Check each line of the material. Copy those containing "icon".

→ Supplied records
• • • • •
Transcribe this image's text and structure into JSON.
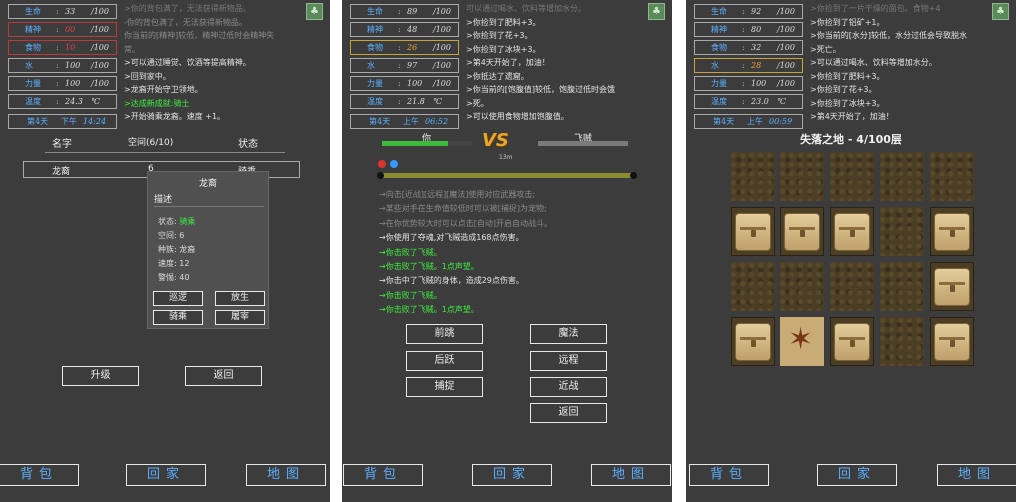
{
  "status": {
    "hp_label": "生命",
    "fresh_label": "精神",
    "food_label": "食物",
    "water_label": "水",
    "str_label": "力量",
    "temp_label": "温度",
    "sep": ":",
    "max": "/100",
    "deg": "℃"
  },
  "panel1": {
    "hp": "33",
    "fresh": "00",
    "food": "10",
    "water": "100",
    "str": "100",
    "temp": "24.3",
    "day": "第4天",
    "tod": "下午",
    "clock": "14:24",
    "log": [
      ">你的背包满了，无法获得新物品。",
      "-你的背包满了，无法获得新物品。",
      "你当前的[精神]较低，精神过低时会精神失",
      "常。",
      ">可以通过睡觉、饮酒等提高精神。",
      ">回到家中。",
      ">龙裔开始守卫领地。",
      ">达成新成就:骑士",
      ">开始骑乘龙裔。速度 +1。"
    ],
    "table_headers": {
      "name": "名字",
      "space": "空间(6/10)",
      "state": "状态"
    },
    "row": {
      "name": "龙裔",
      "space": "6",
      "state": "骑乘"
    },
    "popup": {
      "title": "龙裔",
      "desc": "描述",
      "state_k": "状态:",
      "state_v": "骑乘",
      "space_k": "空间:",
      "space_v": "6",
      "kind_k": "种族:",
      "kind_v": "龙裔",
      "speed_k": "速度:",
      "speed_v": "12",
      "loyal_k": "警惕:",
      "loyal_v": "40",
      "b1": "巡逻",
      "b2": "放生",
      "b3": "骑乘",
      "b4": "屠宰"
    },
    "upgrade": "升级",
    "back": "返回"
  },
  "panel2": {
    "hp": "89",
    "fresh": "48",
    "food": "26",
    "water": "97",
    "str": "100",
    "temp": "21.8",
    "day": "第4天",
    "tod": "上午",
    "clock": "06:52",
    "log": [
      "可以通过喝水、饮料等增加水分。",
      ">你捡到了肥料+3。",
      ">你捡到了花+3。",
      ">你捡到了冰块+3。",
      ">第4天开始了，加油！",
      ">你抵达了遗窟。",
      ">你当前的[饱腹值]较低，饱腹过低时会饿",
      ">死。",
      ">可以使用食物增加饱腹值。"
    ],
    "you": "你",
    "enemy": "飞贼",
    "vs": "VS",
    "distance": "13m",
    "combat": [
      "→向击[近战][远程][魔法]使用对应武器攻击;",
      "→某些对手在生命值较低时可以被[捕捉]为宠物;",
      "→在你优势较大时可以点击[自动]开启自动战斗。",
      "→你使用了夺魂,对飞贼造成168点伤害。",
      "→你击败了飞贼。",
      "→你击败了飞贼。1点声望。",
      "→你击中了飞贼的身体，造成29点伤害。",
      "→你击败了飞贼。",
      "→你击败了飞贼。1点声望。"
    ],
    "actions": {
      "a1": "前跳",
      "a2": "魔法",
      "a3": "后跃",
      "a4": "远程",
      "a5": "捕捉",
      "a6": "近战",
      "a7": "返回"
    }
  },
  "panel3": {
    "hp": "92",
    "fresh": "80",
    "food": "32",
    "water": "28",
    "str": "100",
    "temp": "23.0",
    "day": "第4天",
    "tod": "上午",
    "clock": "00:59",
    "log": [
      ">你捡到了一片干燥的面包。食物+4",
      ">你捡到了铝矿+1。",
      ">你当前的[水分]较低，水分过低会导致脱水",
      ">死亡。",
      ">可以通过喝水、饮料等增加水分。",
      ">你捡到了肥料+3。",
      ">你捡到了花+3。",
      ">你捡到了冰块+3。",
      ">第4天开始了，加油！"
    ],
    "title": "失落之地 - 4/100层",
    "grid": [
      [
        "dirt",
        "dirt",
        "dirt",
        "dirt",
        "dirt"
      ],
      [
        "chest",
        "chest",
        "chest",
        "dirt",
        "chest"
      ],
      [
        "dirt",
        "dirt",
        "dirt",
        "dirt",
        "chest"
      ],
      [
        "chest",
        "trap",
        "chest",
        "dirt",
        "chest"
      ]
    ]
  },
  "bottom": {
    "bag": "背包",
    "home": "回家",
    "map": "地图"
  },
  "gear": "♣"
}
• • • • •
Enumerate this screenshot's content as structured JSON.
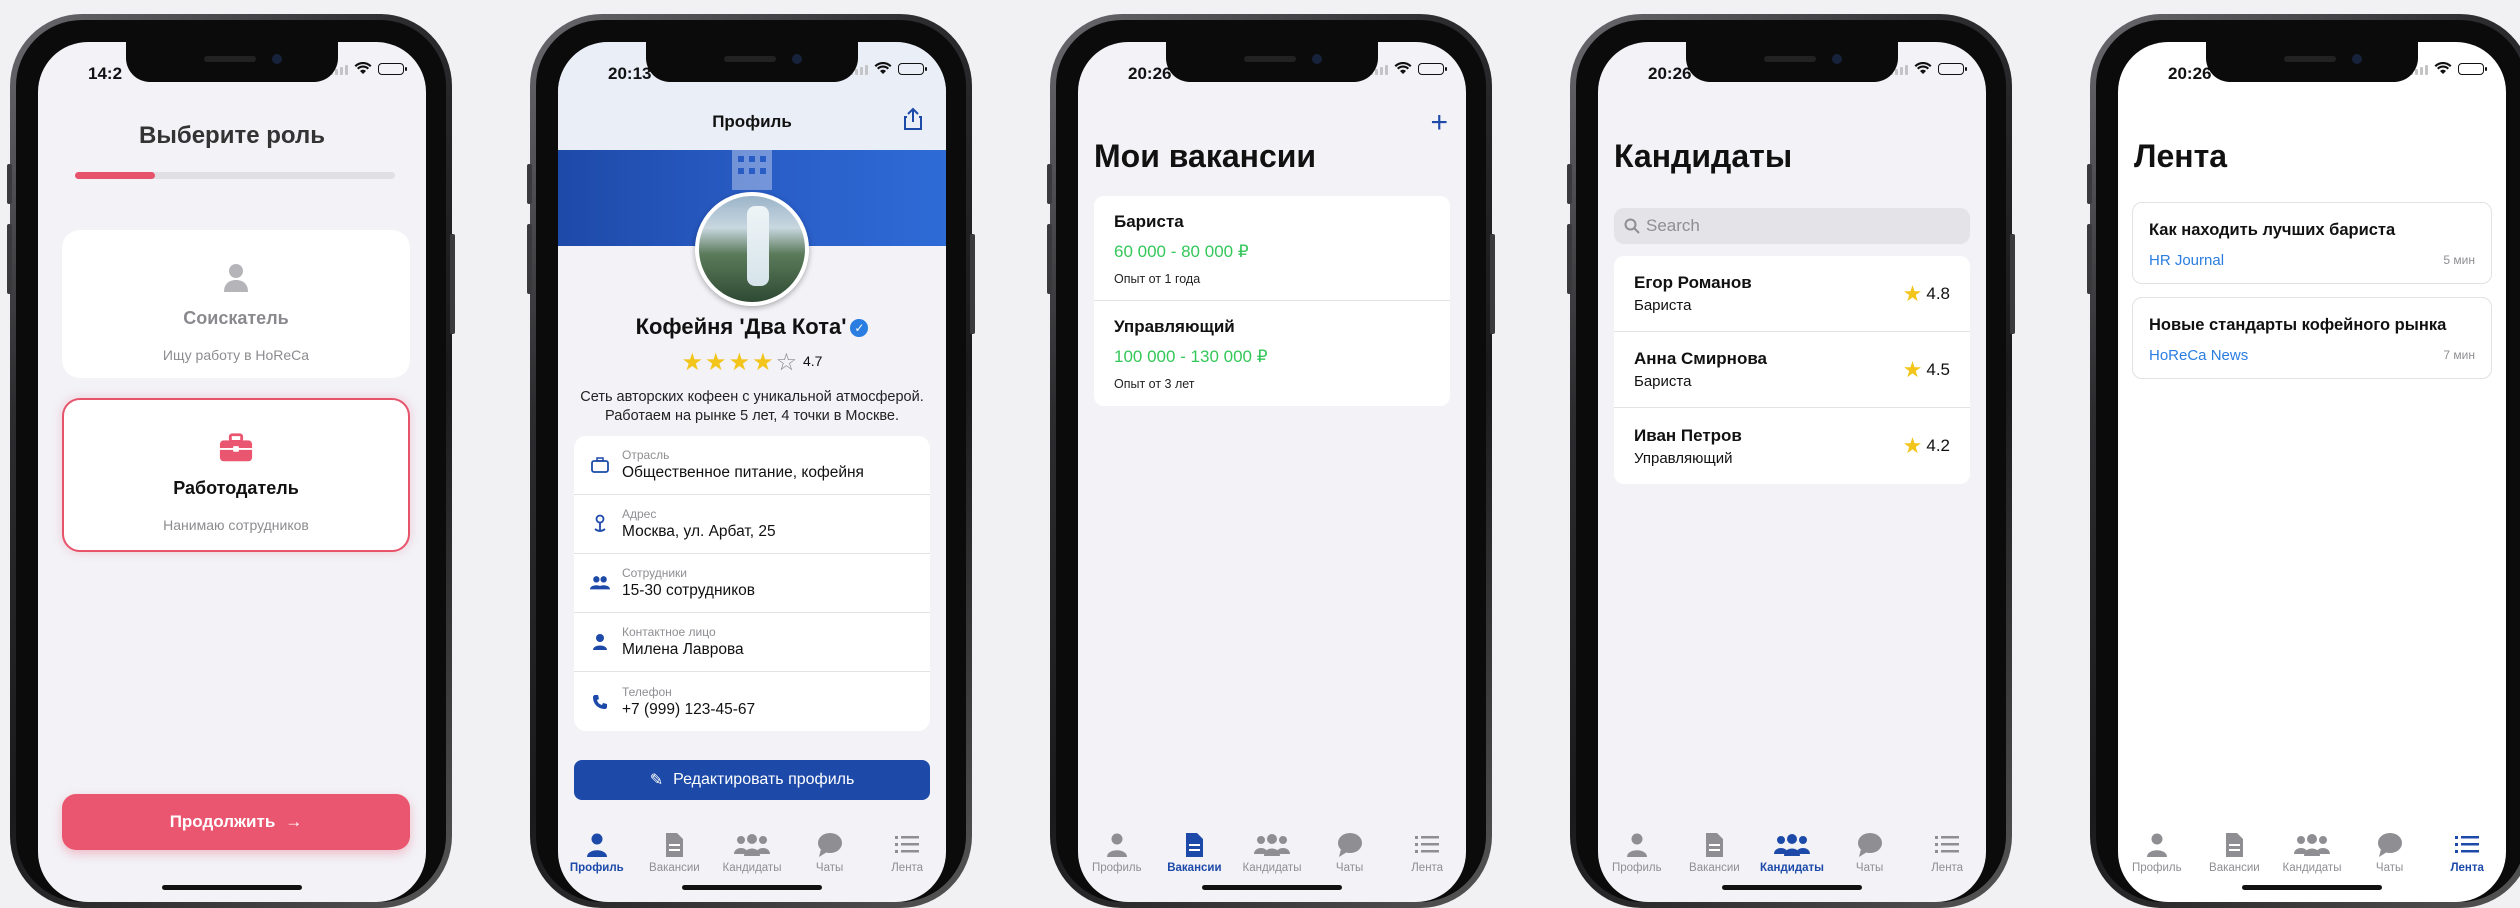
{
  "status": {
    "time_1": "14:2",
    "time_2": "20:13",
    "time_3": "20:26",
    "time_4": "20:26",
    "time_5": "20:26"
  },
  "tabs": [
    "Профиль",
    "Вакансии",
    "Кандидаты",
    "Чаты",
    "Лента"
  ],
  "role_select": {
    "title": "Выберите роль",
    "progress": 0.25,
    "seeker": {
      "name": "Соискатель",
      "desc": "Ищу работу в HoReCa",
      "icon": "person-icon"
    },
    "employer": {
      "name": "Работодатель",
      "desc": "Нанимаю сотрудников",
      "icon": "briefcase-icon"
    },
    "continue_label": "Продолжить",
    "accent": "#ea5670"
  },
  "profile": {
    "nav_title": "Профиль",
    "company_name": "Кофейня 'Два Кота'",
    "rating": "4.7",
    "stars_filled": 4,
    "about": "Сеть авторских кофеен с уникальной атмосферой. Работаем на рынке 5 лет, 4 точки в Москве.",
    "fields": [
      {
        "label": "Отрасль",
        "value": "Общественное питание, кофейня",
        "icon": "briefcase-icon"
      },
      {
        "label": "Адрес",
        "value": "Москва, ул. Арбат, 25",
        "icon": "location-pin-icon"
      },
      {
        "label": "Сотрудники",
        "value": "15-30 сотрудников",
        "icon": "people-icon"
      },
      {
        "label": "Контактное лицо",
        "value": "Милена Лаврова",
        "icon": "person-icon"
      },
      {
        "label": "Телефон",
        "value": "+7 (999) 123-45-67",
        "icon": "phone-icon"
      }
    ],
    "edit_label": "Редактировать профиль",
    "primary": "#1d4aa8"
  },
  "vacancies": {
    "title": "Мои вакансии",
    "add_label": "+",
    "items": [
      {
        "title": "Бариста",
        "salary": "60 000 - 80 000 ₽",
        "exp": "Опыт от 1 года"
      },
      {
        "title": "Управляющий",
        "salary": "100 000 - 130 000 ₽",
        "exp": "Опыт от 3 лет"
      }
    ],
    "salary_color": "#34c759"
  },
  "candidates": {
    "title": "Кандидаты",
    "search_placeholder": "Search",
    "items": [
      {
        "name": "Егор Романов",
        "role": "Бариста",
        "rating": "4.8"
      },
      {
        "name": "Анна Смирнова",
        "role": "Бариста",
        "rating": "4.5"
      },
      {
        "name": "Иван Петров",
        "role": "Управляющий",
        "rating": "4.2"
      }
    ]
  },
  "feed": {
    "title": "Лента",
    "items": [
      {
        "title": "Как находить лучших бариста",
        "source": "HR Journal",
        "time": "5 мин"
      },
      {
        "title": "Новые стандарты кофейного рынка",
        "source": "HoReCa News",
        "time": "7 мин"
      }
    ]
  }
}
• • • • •
→ Reply
      "icon": "person-icon"
      "icon": "briefcase-icon"
        "icon": "briefcase-icon"
        "icon": "location-pin-icon"
        "icon": "people-icon"
        "icon": "person-icon"
        "icon": "phone-icon"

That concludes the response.